Why Do We Have Supply Management?
The Government of Canada introduced the supply management system in the early 1970s to combat the surplus in production that had become common in the 1950s and 1960s. At this time, egg farming was an economic roller coaster that led to large price swings for consumers and bankruptcy for family farms. Today, supply management works to provide a stable market for both consumers and farmers.
How Does Supply Management Work?
Each year, a production quota is set so the supply of eggs can meet the demand from consumers. This quota system helps us avoid over or under production of eggs. The system means we can provide a fair and stable return for farmers without having to rely on subsidies or taxpayer dollars. It also ensures that there is no over-production or shortage of eggs, which means a fair price for consumers.
Supply management provides a stable income for farmers and an affordable and high-quality product to consumers without costing taxpayers a penny. Supply management also benefits Canadian communities by strengthening Canadian egg farms, creating local jobs and opportunities.
Marketing boards are the only entities authorized to facilitate a system of supply management. Provincial egg boards operate to regulate egg production and movement within their boundaries. The Egg Farmers of Canada (EFC) coordinates and consolidates provincial efforts.
In addition, there are provincial and federal government supervisory bodies which regulate the operation of provincial marketing boards and the national agencies. In B.C., the BC Farm Industry Review Board and the BC Council of Marketing Boards serve this function.
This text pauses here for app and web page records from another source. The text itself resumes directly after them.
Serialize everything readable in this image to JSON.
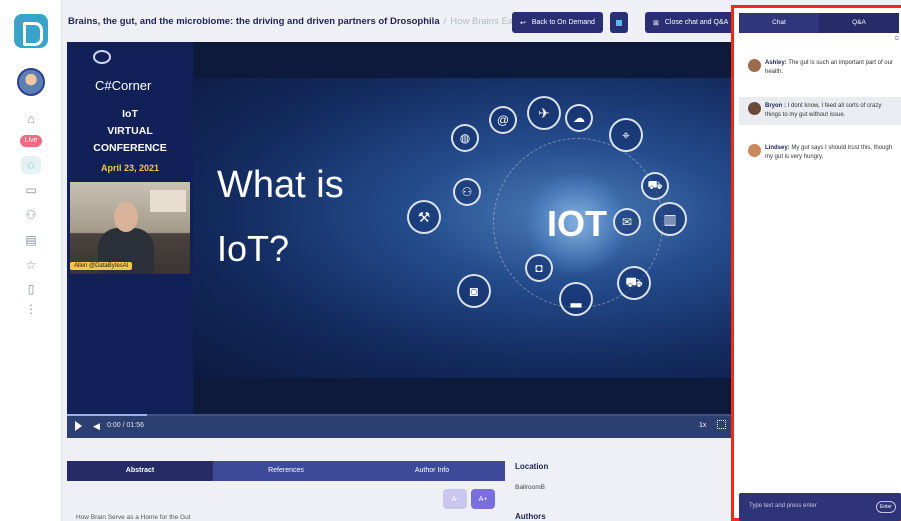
{
  "header": {
    "title": "Brains, the gut, and the microbiome: the driving and driven partners of Drosophila",
    "crumb_sep": "/",
    "crumb": "How Brains Eat G...",
    "back_label": "Back to On Demand",
    "close_label": "Close chat and Q&A"
  },
  "sidebar": {
    "live_badge": "Live"
  },
  "slide": {
    "brand": "C#Corner",
    "conf_line1": "IoT",
    "conf_line2": "VIRTUAL",
    "conf_line3": "CONFERENCE",
    "conf_date": "April 23, 2021",
    "speaker_tag": "Allen @DataBytesAI",
    "headline_line1": "What is",
    "headline_line2": "IoT?",
    "hub_label": "IOT"
  },
  "player": {
    "time": "0:00 / 01:56",
    "speed": "1x",
    "progress": 0.12
  },
  "tabs": [
    "Abstract",
    "References",
    "Author Info"
  ],
  "font_controls": {
    "smaller": "A-",
    "larger": "A+"
  },
  "abstract_preview": "How Brain Serve as a Home for the Gut",
  "details": {
    "location_label": "Location",
    "location_value": "BallroomB",
    "authors_label": "Authors"
  },
  "panel": {
    "tabs": [
      "Chat",
      "Q&A"
    ],
    "messages": [
      {
        "name": "Ashley:",
        "text": "The gut is such an important part of our health."
      },
      {
        "name": "Bryon :",
        "text": "I dont know, I feed all sorts of crazy things to my gut without issue."
      },
      {
        "name": "Lindsey:",
        "text": "My gut says I should trust this, though my gut is very hungry."
      }
    ],
    "composer_placeholder": "Type text and press enter",
    "enter_label": "Enter"
  }
}
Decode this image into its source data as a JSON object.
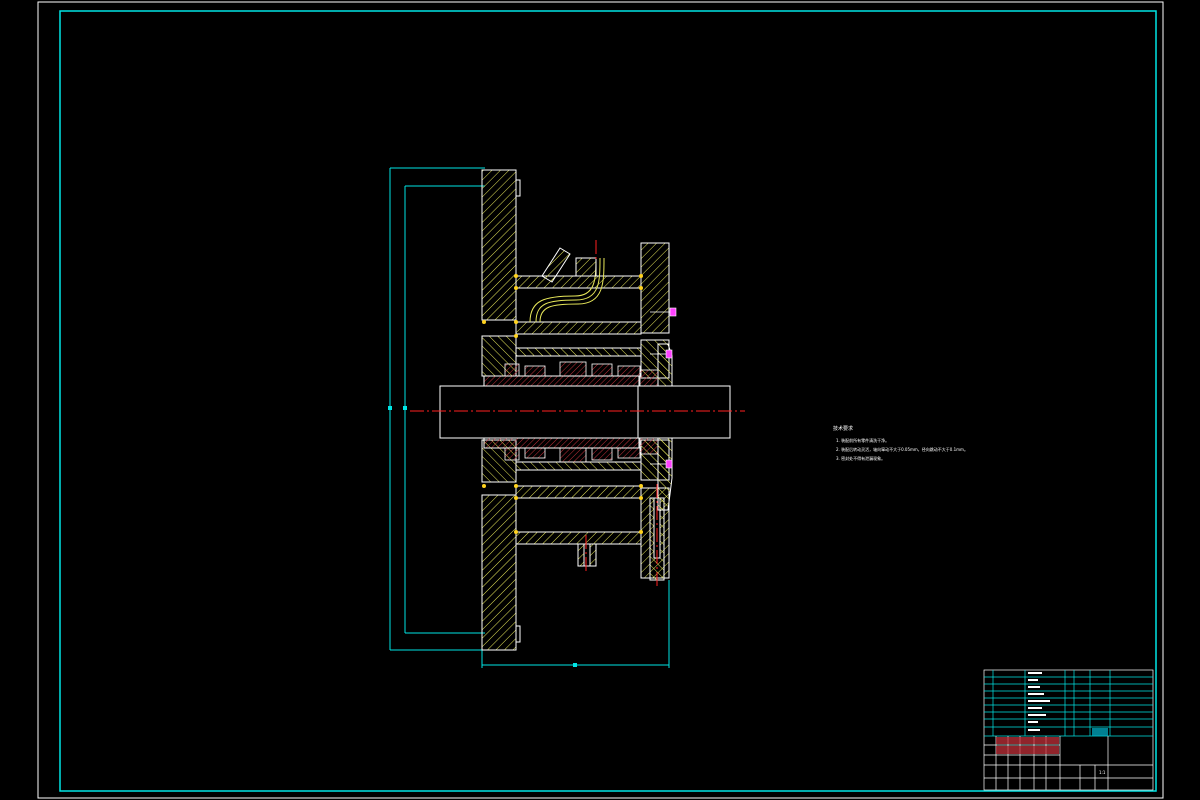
{
  "drawing": {
    "background": "#000000",
    "frame_color": "#00e5e5",
    "outline_color": "#ffffff",
    "hatch_color": "#e8e85a",
    "centerline_color": "#ff2020",
    "dimension_color": "#00e5e5",
    "accent_red": "#c0303a",
    "accent_magenta": "#ff40ff",
    "weld_color": "#ffd21e"
  },
  "technical_notes": {
    "title": "技术要求",
    "items": [
      "1. 装配前所有零件清洗干净。",
      "2. 装配后转动灵活，轴向窜动不大于0.05mm，径向跳动不大于0.1mm。",
      "3. 密封处不得有泄漏现象。"
    ]
  },
  "title_block": {
    "parts_rows": [
      {
        "no": "1",
        "name": "",
        "qty": "1",
        "material": ""
      },
      {
        "no": "2",
        "name": "",
        "qty": "1",
        "material": ""
      },
      {
        "no": "3",
        "name": "",
        "qty": "1",
        "material": ""
      },
      {
        "no": "4",
        "name": "",
        "qty": "1",
        "material": ""
      },
      {
        "no": "5",
        "name": "",
        "qty": "1",
        "material": ""
      },
      {
        "no": "6",
        "name": "",
        "qty": "1",
        "material": ""
      },
      {
        "no": "7",
        "name": "",
        "qty": "1",
        "material": ""
      },
      {
        "no": "8",
        "name": "",
        "qty": "1",
        "material": ""
      },
      {
        "no": "9",
        "name": "",
        "qty": "1",
        "material": ""
      },
      {
        "no": "10",
        "name": "",
        "qty": "1",
        "material": ""
      }
    ],
    "header_cells": [
      "序号",
      "代号",
      "名称",
      "数量",
      "材料",
      "备注"
    ],
    "scale": "1:1"
  }
}
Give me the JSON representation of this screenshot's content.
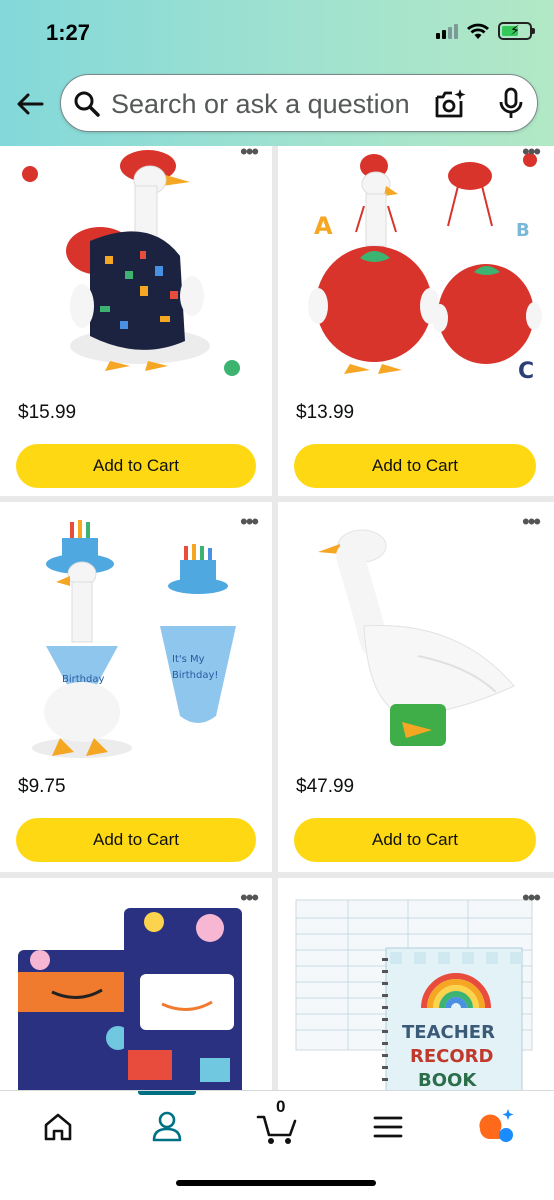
{
  "status_bar": {
    "time": "1:27"
  },
  "search": {
    "placeholder": "Search or ask a question"
  },
  "products": [
    {
      "price": "$15.99",
      "add_label": "Add to Cart"
    },
    {
      "price": "$13.99",
      "add_label": "Add to Cart"
    },
    {
      "price": "$9.75",
      "add_label": "Add to Cart"
    },
    {
      "price": "$47.99",
      "add_label": "Add to Cart"
    },
    {
      "price": "",
      "add_label": ""
    },
    {
      "price": "",
      "add_label": "",
      "image_text": [
        "TEACHER",
        "RECORD",
        "BOOK"
      ]
    }
  ],
  "more_options_glyph": "•••",
  "nav": {
    "cart_count": "0",
    "active_item": "account",
    "items": [
      "home-icon",
      "account-icon",
      "cart-icon",
      "menu-icon",
      "rufus-icon"
    ]
  },
  "colors": {
    "header_gradient_start": "#83d8da",
    "header_gradient_end": "#b2e8c5",
    "add_to_cart_button": "#ffd814",
    "active_nav": "#007185",
    "rufus_orange": "#ff6a1a",
    "rufus_blue": "#1a8cff"
  }
}
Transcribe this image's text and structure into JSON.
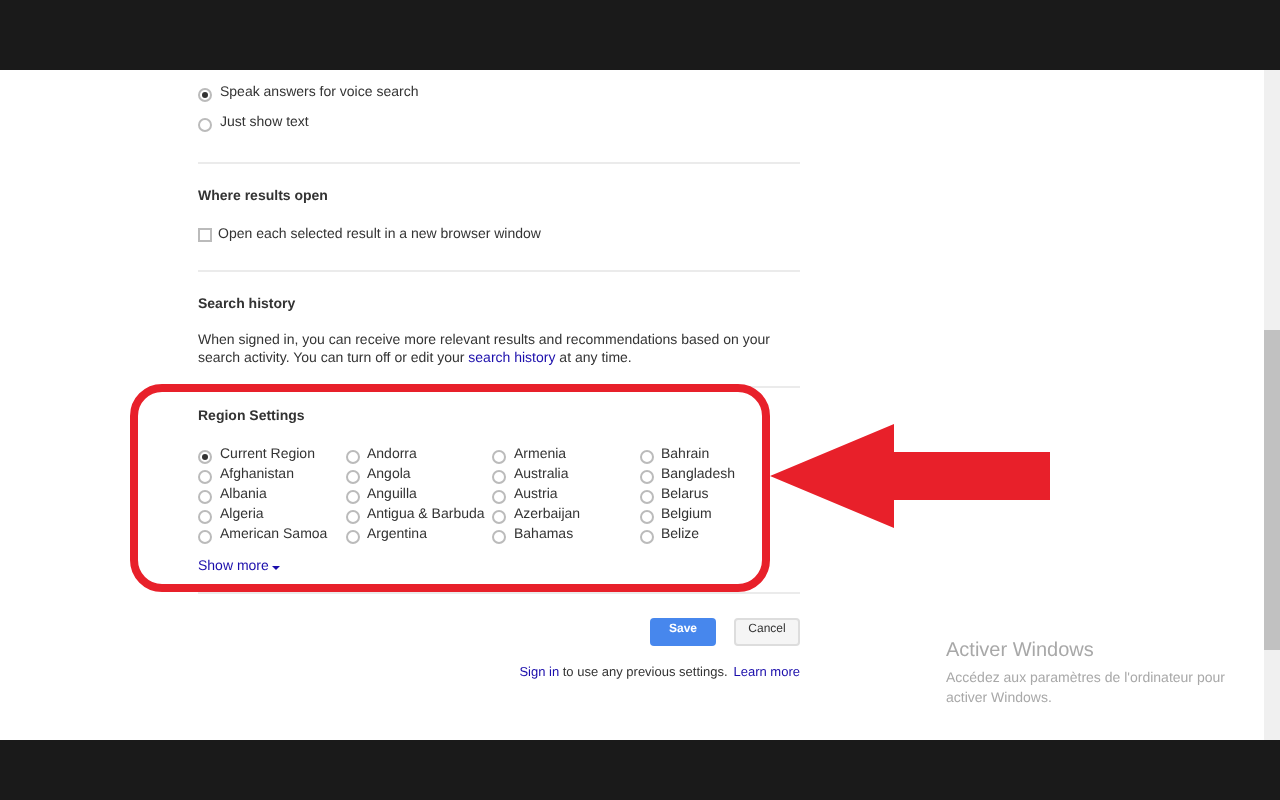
{
  "voice_options": [
    {
      "label": "Speak answers for voice search",
      "selected": true
    },
    {
      "label": "Just show text",
      "selected": false
    }
  ],
  "results_open": {
    "title": "Where results open",
    "checkbox": {
      "label": "Open each selected result in a new browser window",
      "checked": false
    }
  },
  "search_history": {
    "title": "Search history",
    "text_before": "When signed in, you can receive more relevant results and recommendations based on your search activity. You can turn off or edit your ",
    "link": "search history",
    "text_after": " at any time."
  },
  "region_settings": {
    "title": "Region Settings",
    "regions": [
      {
        "label": "Current Region",
        "selected": true
      },
      {
        "label": "Afghanistan",
        "selected": false
      },
      {
        "label": "Albania",
        "selected": false
      },
      {
        "label": "Algeria",
        "selected": false
      },
      {
        "label": "American Samoa",
        "selected": false
      },
      {
        "label": "Andorra",
        "selected": false
      },
      {
        "label": "Angola",
        "selected": false
      },
      {
        "label": "Anguilla",
        "selected": false
      },
      {
        "label": "Antigua & Barbuda",
        "selected": false
      },
      {
        "label": "Argentina",
        "selected": false
      },
      {
        "label": "Armenia",
        "selected": false
      },
      {
        "label": "Australia",
        "selected": false
      },
      {
        "label": "Austria",
        "selected": false
      },
      {
        "label": "Azerbaijan",
        "selected": false
      },
      {
        "label": "Bahamas",
        "selected": false
      },
      {
        "label": "Bahrain",
        "selected": false
      },
      {
        "label": "Bangladesh",
        "selected": false
      },
      {
        "label": "Belarus",
        "selected": false
      },
      {
        "label": "Belgium",
        "selected": false
      },
      {
        "label": "Belize",
        "selected": false
      }
    ],
    "show_more": "Show more"
  },
  "buttons": {
    "save": "Save",
    "cancel": "Cancel"
  },
  "sign_in": {
    "link": "Sign in",
    "text": " to use any previous settings.",
    "learn_more": "Learn more"
  },
  "activation_notice": {
    "title": "Activer Windows",
    "text": "Accédez aux paramètres de l'ordinateur pour activer Windows."
  }
}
The National Farm Products Council supervises the operation of EFC at the national level.
To learn more about supply management, visit the BC Supply Management website.
To review the most recent economic impact report from BC’s supply managed sectors, visit our Economic Impact page.